(Excerpts from a dataset)
^^^^^^^^
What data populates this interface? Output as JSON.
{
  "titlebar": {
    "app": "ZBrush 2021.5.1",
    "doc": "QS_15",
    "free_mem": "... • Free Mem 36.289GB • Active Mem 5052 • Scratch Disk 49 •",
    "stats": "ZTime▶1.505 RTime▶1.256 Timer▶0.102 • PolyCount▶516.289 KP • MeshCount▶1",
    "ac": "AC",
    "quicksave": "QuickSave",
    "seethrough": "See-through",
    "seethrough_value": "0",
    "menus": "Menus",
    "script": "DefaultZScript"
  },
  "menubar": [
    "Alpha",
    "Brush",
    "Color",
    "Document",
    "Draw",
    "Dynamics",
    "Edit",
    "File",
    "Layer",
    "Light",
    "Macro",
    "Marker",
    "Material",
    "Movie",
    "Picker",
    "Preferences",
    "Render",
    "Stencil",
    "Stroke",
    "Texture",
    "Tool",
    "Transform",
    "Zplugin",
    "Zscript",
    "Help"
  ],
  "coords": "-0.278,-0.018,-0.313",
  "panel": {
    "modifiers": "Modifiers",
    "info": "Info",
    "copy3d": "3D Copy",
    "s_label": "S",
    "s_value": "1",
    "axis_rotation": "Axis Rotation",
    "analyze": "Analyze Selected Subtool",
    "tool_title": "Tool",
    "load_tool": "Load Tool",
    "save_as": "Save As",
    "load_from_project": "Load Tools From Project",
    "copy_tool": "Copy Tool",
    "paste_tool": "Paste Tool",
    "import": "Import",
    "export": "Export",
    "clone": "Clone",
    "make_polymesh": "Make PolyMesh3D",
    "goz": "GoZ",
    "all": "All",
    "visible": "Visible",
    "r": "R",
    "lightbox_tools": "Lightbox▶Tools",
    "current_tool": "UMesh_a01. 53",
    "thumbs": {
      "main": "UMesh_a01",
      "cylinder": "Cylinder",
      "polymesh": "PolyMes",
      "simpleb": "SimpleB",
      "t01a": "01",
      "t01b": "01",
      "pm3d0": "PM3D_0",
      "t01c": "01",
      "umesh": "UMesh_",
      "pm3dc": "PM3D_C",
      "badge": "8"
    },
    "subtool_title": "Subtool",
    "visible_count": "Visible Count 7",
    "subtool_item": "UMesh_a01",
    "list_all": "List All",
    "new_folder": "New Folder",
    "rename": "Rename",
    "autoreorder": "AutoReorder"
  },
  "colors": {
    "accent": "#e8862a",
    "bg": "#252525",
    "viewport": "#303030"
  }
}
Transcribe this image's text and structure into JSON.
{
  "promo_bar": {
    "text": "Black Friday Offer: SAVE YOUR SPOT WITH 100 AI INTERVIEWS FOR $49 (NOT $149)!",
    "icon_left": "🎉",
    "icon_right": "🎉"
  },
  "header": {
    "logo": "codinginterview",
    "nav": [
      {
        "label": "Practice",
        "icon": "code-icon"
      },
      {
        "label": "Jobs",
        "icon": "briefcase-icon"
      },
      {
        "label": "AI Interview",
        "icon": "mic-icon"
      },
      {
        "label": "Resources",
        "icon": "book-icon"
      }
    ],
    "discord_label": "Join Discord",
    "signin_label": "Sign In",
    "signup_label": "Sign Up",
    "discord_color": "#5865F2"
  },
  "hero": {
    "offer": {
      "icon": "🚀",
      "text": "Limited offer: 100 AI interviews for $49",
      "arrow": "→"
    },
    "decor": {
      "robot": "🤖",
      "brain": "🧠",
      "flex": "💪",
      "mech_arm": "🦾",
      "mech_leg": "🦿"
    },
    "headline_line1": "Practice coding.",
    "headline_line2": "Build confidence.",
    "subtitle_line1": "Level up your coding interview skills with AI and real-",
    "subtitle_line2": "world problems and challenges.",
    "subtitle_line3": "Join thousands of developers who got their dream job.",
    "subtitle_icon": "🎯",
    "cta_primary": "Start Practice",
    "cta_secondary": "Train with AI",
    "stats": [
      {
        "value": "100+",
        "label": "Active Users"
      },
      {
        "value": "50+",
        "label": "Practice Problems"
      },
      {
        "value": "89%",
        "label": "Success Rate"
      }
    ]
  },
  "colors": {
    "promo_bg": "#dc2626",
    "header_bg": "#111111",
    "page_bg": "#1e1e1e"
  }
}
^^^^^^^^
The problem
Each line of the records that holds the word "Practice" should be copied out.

Output
        "label": "Practice",
    "headline_line1": "Practice coding.",
    "cta_primary": "Start Practice",
        "label": "Practice Problems"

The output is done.